The move comes amid growing tension between the Jersey and French fleets, which sparked a large protest in the port of Saint-Hélier earlier this year.
MP Young said: ‘This is, I hope, a big step forward, if not the solution, to many of these issues on how we make sure we can keep our fisheries sustainable and ensure that ‘they have a future, and we don’t. irresponsibly harming our marine environment ”.
He said the terms of the post-Brexit trade and economic cooperation agreement, which replaced the Granville Bay Treaty, meant that Jersey had “ the power to run our seas. ”
Under TECA, French vessels can only access Jersey waters if they have documents proving historical activity on the island.
A fishing amnesty period to allow European vessels to provide the relevant documents ends for larger vessels over 12 meters at the end of April, but has been extended for smaller vessels until June.
The minister added that the “ big difference ” between the French and Jersey fleets was that the island’s fleet contained small boats using low impact methods, such as static pots, and “ little effort dredging ”.
Tensions between the Jersey fleet and its French counterparts escalated for several months after the UK’s exit from the European Union.
And Deputy Young admitted there was “ a lot of choppy water ahead in terms of implementing this. ”

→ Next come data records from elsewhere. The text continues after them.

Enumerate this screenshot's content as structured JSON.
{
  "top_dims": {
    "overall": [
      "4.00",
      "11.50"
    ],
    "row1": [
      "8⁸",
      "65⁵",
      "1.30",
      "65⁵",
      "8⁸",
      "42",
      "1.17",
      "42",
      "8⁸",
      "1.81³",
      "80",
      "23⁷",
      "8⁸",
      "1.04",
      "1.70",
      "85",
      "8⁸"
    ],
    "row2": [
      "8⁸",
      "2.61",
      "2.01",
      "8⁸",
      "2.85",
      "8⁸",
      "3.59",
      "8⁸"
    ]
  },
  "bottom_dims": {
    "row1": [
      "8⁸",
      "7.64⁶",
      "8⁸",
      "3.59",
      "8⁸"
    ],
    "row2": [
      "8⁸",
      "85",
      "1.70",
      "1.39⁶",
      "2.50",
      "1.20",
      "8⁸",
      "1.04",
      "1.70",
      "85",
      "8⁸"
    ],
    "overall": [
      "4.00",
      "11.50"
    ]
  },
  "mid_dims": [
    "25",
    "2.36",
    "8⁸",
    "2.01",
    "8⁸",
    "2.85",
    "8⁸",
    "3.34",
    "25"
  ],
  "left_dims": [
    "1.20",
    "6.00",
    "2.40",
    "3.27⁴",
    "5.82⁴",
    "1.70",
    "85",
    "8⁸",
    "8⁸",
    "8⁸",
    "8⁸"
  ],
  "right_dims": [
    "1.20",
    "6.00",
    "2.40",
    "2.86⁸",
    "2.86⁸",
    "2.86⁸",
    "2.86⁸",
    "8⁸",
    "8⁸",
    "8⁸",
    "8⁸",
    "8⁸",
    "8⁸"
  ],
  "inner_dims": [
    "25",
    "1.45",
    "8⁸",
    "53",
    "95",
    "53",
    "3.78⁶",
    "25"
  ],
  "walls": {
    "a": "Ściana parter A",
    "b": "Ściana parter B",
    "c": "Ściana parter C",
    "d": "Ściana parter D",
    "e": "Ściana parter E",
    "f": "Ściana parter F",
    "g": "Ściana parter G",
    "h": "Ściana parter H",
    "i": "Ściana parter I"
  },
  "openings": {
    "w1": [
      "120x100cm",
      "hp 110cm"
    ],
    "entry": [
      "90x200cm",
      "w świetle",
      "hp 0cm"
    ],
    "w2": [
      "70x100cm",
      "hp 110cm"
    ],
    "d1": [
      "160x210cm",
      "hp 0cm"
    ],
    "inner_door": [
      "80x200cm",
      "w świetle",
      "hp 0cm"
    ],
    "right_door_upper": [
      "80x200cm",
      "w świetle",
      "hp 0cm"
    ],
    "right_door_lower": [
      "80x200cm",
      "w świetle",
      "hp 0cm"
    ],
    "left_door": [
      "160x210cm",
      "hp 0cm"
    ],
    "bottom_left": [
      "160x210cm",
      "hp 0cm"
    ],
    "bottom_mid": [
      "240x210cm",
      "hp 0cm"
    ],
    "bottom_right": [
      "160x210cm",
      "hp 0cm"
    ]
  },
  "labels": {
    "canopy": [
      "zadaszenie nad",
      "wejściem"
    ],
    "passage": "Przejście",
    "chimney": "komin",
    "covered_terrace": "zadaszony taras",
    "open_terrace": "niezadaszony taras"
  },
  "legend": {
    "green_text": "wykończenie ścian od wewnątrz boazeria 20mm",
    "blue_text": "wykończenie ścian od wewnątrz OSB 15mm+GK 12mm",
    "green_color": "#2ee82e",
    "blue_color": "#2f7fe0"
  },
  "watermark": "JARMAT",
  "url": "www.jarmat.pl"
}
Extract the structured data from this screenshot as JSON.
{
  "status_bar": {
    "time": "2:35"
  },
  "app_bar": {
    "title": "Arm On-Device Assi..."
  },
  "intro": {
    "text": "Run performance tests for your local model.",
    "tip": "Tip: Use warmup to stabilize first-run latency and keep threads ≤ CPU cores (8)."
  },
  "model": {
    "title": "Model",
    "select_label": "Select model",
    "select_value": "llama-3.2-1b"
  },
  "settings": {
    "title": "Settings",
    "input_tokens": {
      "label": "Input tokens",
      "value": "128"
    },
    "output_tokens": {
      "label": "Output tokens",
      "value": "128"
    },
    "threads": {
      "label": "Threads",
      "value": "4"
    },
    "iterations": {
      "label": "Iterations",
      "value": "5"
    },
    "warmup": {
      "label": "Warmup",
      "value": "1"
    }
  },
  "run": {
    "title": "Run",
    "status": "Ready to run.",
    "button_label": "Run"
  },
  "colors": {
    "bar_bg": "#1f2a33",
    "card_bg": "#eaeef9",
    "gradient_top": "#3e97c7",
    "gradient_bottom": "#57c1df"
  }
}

Licenses will also be based on capture data for the sake of sustainability.
The change was a “strong legal framework,” said MP Young, and “if a boat over 12 meters is fishing without a license, then it will do so against the rules.”
Members approved the change by 41 votes.
A law on illegal, unreported and unregulated (IUU) fishing was also adopted unanimously by 42 votes.
MP Young said that IUU fishing is “one of the great and serious threats to the sustainable exploitation of living aquatic resources and jeopardizes fisheries policy and management and international efforts to promote better ocean governance. “.
He said the law was an “important part” of international agreements and had to be re-enacted to “fulfill our obligation” after the UK left the EU.